Schröder is so obsessed with honing his craft in fact that even when he’s lobbed a lighthearted question about his musical taste, he begins and ends his answer with, “I just try to focus on basketball.” (For the record, he listens to a lot of Migos and, on off days, he will occasionally kick it with young artists from ATL who have become friends, like Solo Lucci and K Camp.)

In his sophomore season, Schröder worked his way into a role as a key reserve, pushing starting point guard Jeff Teague for minutes as the Hawks reached the conference finals, and in 2015-16 he’s become as scary a weapon as there is coming off the bench in the East, averaging career-highs in points (11.1), assists (4.4) and minutes (20.3) per game. And his growth in the NBA coincides with an international career that’s even more impressive. Schröder made his German senior national team debut in 2014, and last summer he led the team in scoring at Eurobasket with 21 ppg (Dirk Nowitzki was second, at 13.8 ppg). He is, without question, the future of German basketball. Just ask the dude who had to check him in practice every day.

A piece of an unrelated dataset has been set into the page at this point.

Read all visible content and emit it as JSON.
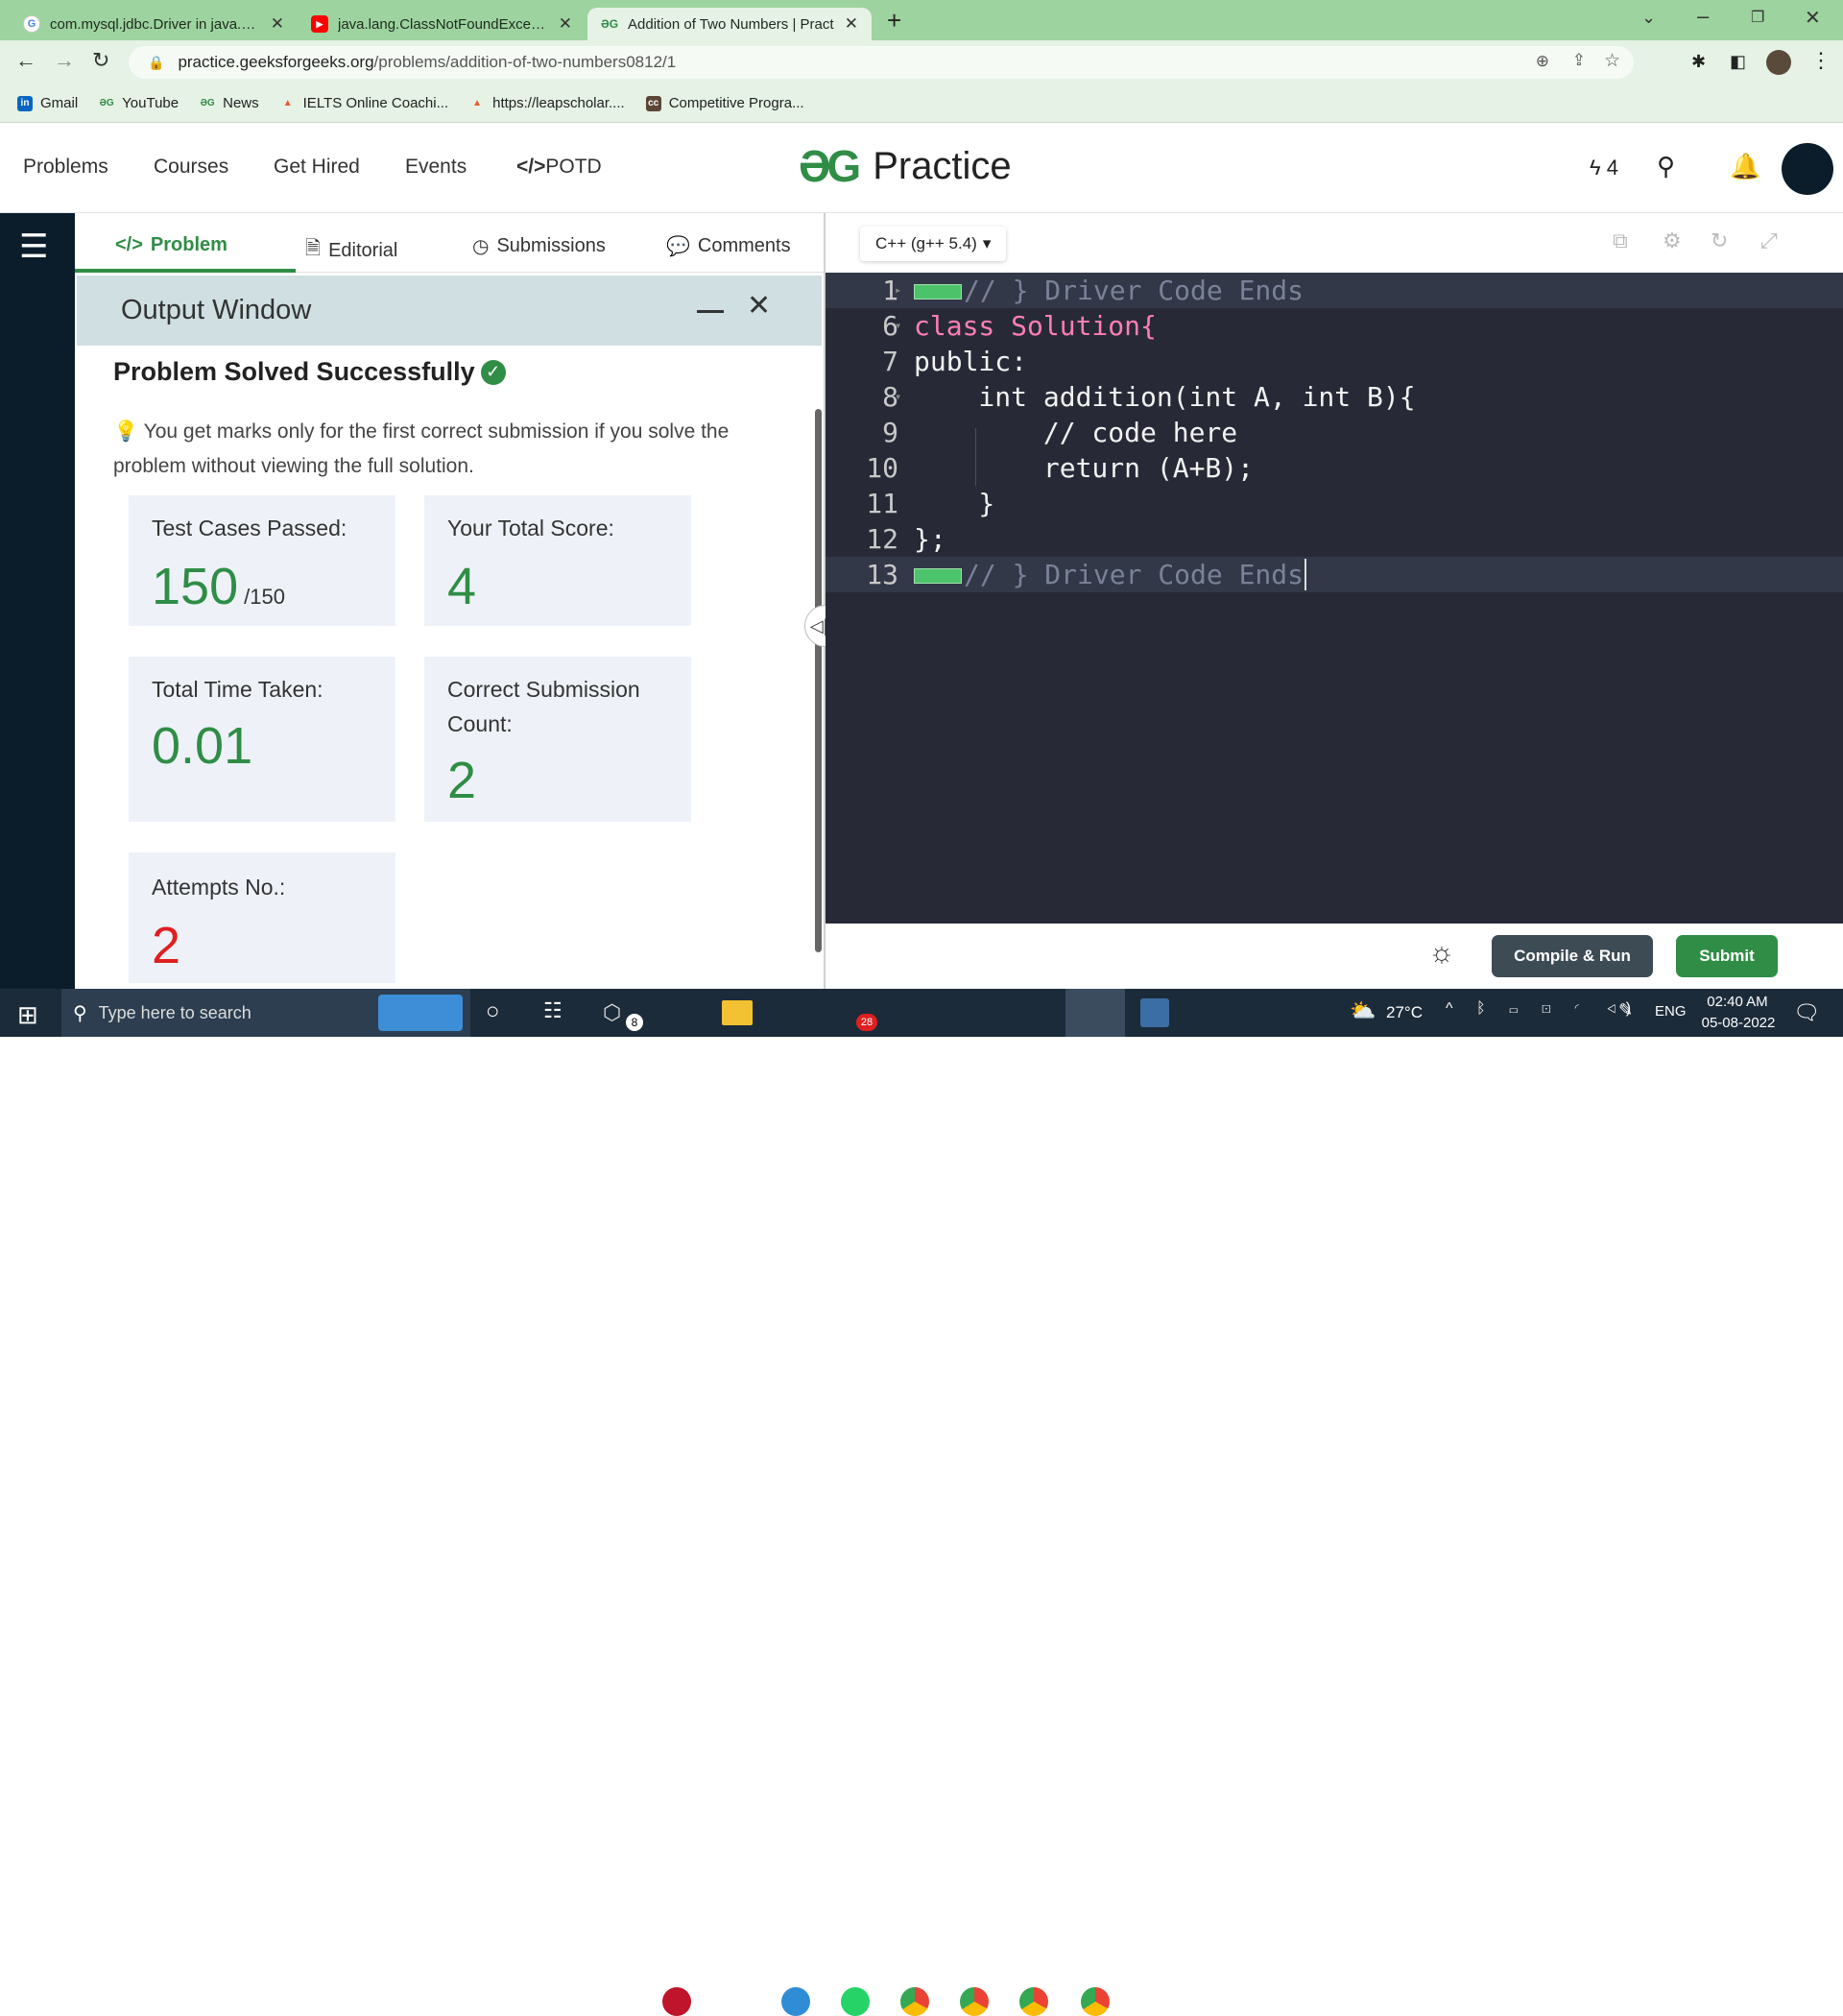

“He’s got so many ways now to score the ball. You never know what’s coming next,” says Karsten Tadda, a backup PG on the national team who first met a teenaged Schröder after he shred Tadda’s German pro league squad. “Normally the goal is only to stay in front of him. You don’t have any chance of stealing the ball with his long arms protecting the ball.

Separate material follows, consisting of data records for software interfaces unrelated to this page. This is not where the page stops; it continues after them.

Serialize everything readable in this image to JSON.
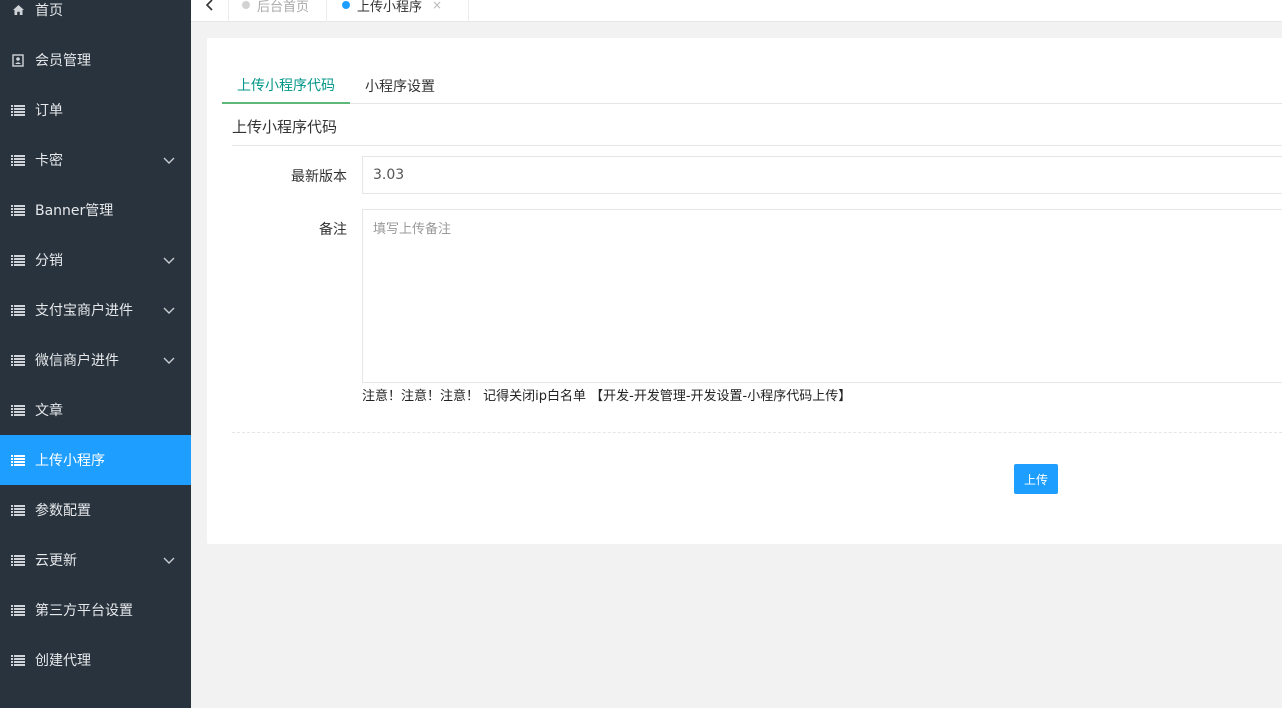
{
  "sidebar": {
    "items": [
      {
        "label": "首页",
        "icon": "home-icon",
        "chevron": false,
        "active": false
      },
      {
        "label": "会员管理",
        "icon": "member-card-icon",
        "chevron": false,
        "active": false
      },
      {
        "label": "订单",
        "icon": "list-icon",
        "chevron": false,
        "active": false
      },
      {
        "label": "卡密",
        "icon": "list-icon",
        "chevron": true,
        "active": false
      },
      {
        "label": "Banner管理",
        "icon": "list-icon",
        "chevron": false,
        "active": false
      },
      {
        "label": "分销",
        "icon": "list-icon",
        "chevron": true,
        "active": false
      },
      {
        "label": "支付宝商户进件",
        "icon": "list-icon",
        "chevron": true,
        "active": false
      },
      {
        "label": "微信商户进件",
        "icon": "list-icon",
        "chevron": true,
        "active": false
      },
      {
        "label": "文章",
        "icon": "list-icon",
        "chevron": false,
        "active": false
      },
      {
        "label": "上传小程序",
        "icon": "list-icon",
        "chevron": false,
        "active": true
      },
      {
        "label": "参数配置",
        "icon": "list-icon",
        "chevron": false,
        "active": false
      },
      {
        "label": "云更新",
        "icon": "list-icon",
        "chevron": true,
        "active": false
      },
      {
        "label": "第三方平台设置",
        "icon": "list-icon",
        "chevron": false,
        "active": false
      },
      {
        "label": "创建代理",
        "icon": "list-icon",
        "chevron": false,
        "active": false
      }
    ]
  },
  "topbar": {
    "tabs": [
      {
        "label": "后台首页",
        "dot_color": "#d2d2d2",
        "closable": false
      },
      {
        "label": "上传小程序",
        "dot_color": "#1e9fff",
        "closable": true,
        "close_symbol": "×"
      }
    ]
  },
  "content": {
    "tabs": [
      {
        "label": "上传小程序代码",
        "active": true
      },
      {
        "label": "小程序设置",
        "active": false
      }
    ],
    "section_title": "上传小程序代码",
    "version_label": "最新版本",
    "version_value": "3.03",
    "remark_label": "备注",
    "remark_placeholder": "填写上传备注",
    "notice": "注意！注意！注意！ 记得关闭ip白名单 【开发-开发管理-开发设置-小程序代码上传】",
    "submit_label": "上传"
  },
  "colors": {
    "sidebar_bg": "#28333e",
    "accent_blue": "#1e9fff",
    "tab_active_text": "#009688",
    "tab_active_underline": "#5fb878"
  }
}
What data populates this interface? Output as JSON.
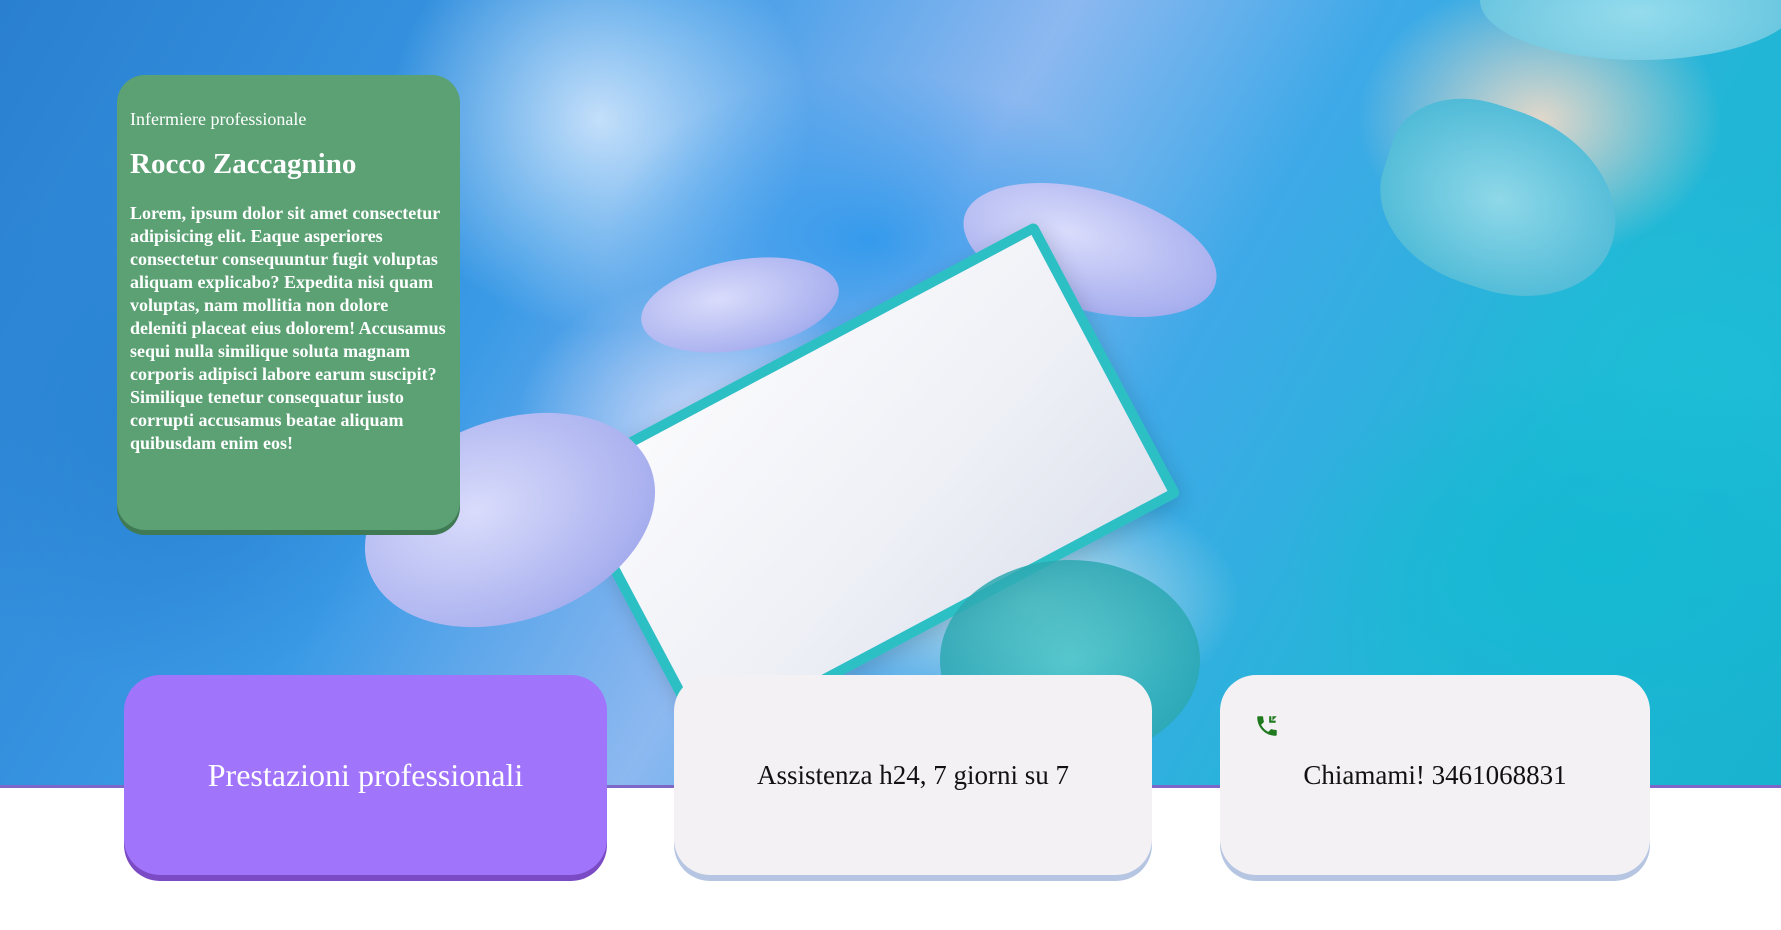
{
  "profile": {
    "role": "Infermiere professionale",
    "name": "Rocco Zaccagnino",
    "description": "Lorem, ipsum dolor sit amet consectetur adipisicing elit. Eaque asperiores consectetur consequuntur fugit voluptas aliquam explicabo? Expedita nisi quam voluptas, nam mollitia non dolore deleniti placeat eius dolorem! Accusamus sequi nulla similique soluta magnam corporis adipisci labore earum suscipit? Similique tenetur consequatur iusto corrupti accusamus beatae aliquam quibusdam enim eos!"
  },
  "cards": {
    "services": {
      "label": "Prestazioni professionali"
    },
    "assistance": {
      "label": "Assistenza h24, 7 giorni su 7"
    },
    "call": {
      "label": "Chiamami! 3461068831",
      "icon": "phone-icon"
    }
  },
  "colors": {
    "profile_card": "#5ba174",
    "services_card": "#a074fb",
    "light_card": "#f3f1f3",
    "phone_icon": "#1f7a1f"
  },
  "hero": {
    "image": "operating-room-nurse-photo"
  }
}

“When he’s going to the basket, it doesn’t matter who’s trying to block him at the rim. Nobody’s got a chance to block him,” Tadda continues. “I haven’t seen anyone block his shot on the national team or in our games. When he’s going to the basket, I’m like, Damn, it looks so easy.”

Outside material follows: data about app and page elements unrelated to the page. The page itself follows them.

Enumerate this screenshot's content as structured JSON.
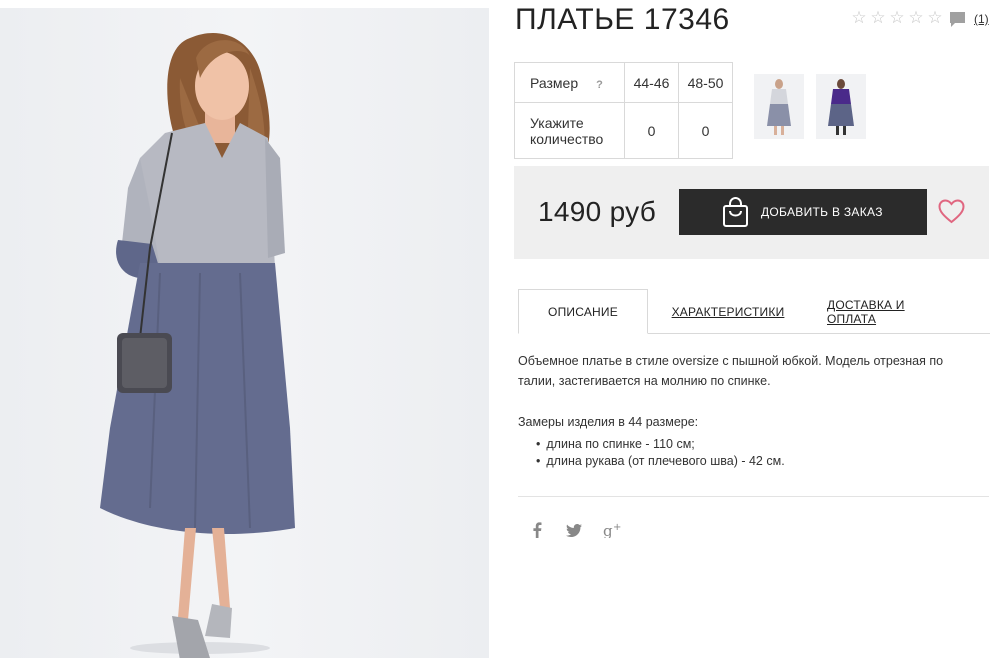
{
  "product": {
    "title": "ПЛАТЬЕ 17346",
    "rating": {
      "stars_filled": 0,
      "stars_total": 5,
      "review_count": "(1)"
    }
  },
  "sizes_table": {
    "size_label": "Размер",
    "help_mark": "?",
    "qty_label": "Укажите количество",
    "sizes": [
      "44-46",
      "48-50"
    ],
    "quantities": [
      "0",
      "0"
    ]
  },
  "thumbnails": [
    {
      "name": "thumb-front-light"
    },
    {
      "name": "thumb-front-purple"
    }
  ],
  "buy": {
    "price": "1490 руб",
    "add_button_label": "ДОБАВИТЬ В ЗАКАЗ"
  },
  "tabs": [
    {
      "label": "ОПИСАНИЕ",
      "active": true
    },
    {
      "label": "ХАРАКТЕРИСТИКИ",
      "active": false
    },
    {
      "label": "ДОСТАВКА И ОПЛАТА",
      "active": false
    }
  ],
  "description": {
    "text": "Объемное платье в стиле oversize с пышной юбкой. Модель отрезная по талии, застегивается на молнию по спинке.",
    "measure_title": "Замеры изделия в 44 размере:",
    "measures": [
      "длина по спинке - 110 см;",
      "длина рукава (от плечевого шва) - 42 см."
    ]
  },
  "social": [
    "facebook-icon",
    "twitter-icon",
    "google-plus-icon"
  ],
  "colors": {
    "button_bg": "#2b2b2b",
    "buybox_bg": "#efefef",
    "heart": "#e06680",
    "dress_top": "#b7b9c2",
    "dress_skirt": "#646c8f"
  }
}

In Atlanta, Hawks coach Mike Budenholzer has noticed the same thing. “Dennis, I think at times he’s just determined to get to the paint, get to the rim,” says Bud.

Yeah, like the time last season against the Spurs when he got a step on Kawhi Leonard and pounded home a dunk over Tim Duncan.


“He just opens up the floor so much for all of us,” adds Hawks All-Star center Al Horford. “His speed, when he attacks the basket, he’s either going to get a layup or one of us is going to get an open look. There’s not a lot of guys that can blow by you like that.”

For the Hawks to get past the Celtics and take serious aim at dethroning the Cavaliers in the second round, they’ll need Schröder to have more nights like the one in DC. Or like Game 3 against Boston, when Schröder erupted for a career playoff-high 20 points off the bench and wasn’t afraid to mix it up with C’s All-Star Isaiah Thomas. The Hawks lost the game, though, and the series now shifts back to Atlanta tied at 2-2.

Schröder already has a strong following in the US because he’s tough (when he got a tooth knocked out during a game this season, he put it in his sock and kept playing), and because he’s cool (he dyed his jersey number into the back of his hair, as you can see above), and because he can flat-out play. Being “different,” as Horford describes him, is what sets him apart.

In Germany, basketball is far from the national sport, lagging behind soccer and more traditional Olympic sports. Even when it comes to hoops, he’s hardly Dirk-level yet, but his star is rising. He landed a spread in GQ and the cover of NBA 2K16 in Germany, and Tadda says he had to pick Schröder in the first round of the fantasy basketball league he plays in with his German league teammates, just to make sure to get him.

“They said he would never be a good point guard, he would never be able to play for the national team, he would never lead a team—those were all comments that he had to face early in his career,” says Okulaja. “I think he is very happy now that all those people who criticized him and said he would never amount to anything, all of those guys are very quiet now.”

Abe Schwadron is an Associate Editor at SLAM. Follow him on Twitter @abe_squadPhotos via Getty Images